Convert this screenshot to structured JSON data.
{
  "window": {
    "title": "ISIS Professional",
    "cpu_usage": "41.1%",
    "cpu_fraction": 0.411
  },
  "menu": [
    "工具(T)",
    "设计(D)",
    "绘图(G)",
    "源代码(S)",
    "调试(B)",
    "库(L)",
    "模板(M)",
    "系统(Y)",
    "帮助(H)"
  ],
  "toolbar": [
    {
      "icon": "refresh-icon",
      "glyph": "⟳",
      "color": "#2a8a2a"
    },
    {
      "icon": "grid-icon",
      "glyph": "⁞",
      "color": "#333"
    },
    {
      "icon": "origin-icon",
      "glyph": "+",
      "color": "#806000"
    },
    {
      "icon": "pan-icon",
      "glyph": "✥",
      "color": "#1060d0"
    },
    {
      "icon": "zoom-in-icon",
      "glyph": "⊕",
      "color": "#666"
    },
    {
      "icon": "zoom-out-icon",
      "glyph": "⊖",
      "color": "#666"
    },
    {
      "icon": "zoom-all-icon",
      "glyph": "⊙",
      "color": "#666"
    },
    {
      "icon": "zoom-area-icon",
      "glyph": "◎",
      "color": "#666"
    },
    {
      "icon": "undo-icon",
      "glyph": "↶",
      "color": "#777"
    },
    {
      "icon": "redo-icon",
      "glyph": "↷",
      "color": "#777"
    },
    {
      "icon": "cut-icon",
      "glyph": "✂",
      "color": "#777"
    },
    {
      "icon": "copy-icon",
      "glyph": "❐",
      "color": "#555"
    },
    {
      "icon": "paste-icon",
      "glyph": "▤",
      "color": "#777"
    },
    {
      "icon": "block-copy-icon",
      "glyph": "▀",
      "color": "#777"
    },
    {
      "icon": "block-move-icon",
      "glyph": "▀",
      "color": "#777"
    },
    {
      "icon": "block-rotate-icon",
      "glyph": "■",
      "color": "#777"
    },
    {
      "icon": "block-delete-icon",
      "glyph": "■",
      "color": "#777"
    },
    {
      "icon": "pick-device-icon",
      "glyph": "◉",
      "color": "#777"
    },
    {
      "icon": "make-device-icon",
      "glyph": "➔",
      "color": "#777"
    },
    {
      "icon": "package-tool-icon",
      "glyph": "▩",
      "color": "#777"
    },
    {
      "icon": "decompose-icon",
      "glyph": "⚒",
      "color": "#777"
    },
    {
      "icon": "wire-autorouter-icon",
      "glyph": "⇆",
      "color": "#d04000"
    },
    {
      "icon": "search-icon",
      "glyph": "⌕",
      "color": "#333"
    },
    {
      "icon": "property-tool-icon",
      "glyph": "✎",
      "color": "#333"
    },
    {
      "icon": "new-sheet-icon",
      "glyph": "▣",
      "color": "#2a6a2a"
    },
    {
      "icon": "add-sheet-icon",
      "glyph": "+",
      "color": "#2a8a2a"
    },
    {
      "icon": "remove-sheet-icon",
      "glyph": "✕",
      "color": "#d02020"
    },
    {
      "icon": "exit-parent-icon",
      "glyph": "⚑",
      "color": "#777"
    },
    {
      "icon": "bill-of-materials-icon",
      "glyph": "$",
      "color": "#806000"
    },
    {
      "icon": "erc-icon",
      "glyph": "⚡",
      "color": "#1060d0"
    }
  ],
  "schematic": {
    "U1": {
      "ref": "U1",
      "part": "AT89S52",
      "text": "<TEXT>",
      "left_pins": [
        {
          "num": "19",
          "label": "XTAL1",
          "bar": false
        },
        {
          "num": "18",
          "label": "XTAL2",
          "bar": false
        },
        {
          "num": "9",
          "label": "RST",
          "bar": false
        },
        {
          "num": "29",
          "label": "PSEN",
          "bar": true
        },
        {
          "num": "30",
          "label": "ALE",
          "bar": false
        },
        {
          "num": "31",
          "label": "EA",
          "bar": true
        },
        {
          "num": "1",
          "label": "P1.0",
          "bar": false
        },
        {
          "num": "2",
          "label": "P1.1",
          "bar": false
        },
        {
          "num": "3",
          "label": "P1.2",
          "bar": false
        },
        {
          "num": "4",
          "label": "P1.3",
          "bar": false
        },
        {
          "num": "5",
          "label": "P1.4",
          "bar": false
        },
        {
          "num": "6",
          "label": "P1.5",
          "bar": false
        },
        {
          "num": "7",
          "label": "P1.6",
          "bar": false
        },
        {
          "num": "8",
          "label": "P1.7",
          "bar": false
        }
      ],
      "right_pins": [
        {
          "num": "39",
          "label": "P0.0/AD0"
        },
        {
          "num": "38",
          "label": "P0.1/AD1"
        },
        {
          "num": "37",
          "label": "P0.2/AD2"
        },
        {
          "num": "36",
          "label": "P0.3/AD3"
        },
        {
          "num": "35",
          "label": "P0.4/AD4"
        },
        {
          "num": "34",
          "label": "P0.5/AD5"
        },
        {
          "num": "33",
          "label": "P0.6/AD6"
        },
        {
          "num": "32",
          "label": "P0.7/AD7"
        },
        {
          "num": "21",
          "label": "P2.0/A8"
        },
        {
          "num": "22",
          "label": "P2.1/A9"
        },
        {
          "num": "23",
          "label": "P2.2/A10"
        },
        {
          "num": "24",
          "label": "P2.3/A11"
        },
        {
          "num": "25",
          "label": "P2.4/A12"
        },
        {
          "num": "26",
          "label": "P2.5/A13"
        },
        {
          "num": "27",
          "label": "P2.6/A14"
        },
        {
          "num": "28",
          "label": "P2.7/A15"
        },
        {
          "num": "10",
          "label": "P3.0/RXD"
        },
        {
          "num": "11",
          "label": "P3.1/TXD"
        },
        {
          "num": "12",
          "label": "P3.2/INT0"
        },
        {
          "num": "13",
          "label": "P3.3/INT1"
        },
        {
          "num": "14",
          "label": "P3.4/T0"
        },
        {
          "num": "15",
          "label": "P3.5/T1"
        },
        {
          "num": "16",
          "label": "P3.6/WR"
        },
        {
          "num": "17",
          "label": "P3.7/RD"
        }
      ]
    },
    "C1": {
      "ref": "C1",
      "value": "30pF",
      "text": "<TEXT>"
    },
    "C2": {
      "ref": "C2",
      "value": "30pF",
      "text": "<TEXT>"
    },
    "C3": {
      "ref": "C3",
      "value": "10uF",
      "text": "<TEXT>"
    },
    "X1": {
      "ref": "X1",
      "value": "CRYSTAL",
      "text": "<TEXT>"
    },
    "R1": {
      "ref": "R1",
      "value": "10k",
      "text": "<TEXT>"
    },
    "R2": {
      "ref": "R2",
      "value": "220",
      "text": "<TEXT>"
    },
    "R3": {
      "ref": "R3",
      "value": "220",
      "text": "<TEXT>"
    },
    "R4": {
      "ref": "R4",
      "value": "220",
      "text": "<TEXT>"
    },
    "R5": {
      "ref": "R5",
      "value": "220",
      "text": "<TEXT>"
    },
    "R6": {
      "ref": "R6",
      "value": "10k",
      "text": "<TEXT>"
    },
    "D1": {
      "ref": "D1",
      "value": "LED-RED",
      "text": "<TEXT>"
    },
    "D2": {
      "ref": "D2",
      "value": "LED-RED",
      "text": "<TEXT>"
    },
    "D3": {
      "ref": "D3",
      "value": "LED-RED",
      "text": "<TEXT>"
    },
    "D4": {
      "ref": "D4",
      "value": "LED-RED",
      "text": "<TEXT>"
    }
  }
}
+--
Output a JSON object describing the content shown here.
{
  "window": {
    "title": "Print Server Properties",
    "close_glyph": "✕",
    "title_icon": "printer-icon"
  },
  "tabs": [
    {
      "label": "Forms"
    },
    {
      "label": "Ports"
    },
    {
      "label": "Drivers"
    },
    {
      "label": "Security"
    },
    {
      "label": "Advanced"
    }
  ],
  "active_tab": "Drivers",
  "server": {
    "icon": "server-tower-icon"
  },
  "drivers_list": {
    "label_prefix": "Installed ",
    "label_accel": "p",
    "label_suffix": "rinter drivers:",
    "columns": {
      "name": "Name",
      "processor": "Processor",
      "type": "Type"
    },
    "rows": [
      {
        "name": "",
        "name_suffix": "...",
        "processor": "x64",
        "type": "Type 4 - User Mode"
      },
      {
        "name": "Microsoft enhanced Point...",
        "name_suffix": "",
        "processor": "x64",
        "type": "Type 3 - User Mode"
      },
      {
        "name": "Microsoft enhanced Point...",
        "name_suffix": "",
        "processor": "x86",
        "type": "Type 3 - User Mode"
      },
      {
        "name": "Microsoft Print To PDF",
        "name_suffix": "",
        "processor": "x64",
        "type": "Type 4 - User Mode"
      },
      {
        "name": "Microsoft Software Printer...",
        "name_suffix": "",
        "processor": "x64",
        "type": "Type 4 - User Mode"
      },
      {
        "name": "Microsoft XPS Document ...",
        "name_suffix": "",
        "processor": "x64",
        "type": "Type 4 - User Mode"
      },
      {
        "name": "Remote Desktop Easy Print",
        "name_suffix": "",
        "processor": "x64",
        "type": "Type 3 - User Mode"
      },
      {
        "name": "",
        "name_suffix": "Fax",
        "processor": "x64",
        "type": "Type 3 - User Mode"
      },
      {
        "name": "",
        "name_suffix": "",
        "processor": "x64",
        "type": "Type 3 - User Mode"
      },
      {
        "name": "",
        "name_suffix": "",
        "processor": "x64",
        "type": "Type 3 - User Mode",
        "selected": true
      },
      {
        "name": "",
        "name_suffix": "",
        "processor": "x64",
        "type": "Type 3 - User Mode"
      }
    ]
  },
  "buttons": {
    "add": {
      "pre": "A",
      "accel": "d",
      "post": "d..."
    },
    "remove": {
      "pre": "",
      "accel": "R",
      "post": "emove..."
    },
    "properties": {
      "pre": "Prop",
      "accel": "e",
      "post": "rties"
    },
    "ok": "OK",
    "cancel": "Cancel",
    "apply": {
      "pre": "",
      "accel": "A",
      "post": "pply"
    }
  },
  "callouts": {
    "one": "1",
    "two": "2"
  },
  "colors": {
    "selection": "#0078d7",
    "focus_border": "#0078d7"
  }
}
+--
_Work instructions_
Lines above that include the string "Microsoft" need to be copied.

_Answer area_
        "name": "Microsoft enhanced Point...",
        "name": "Microsoft enhanced Point...",
        "name": "Microsoft Print To PDF",
        "name": "Microsoft Software Printer...",
        "name": "Microsoft XPS Document ...",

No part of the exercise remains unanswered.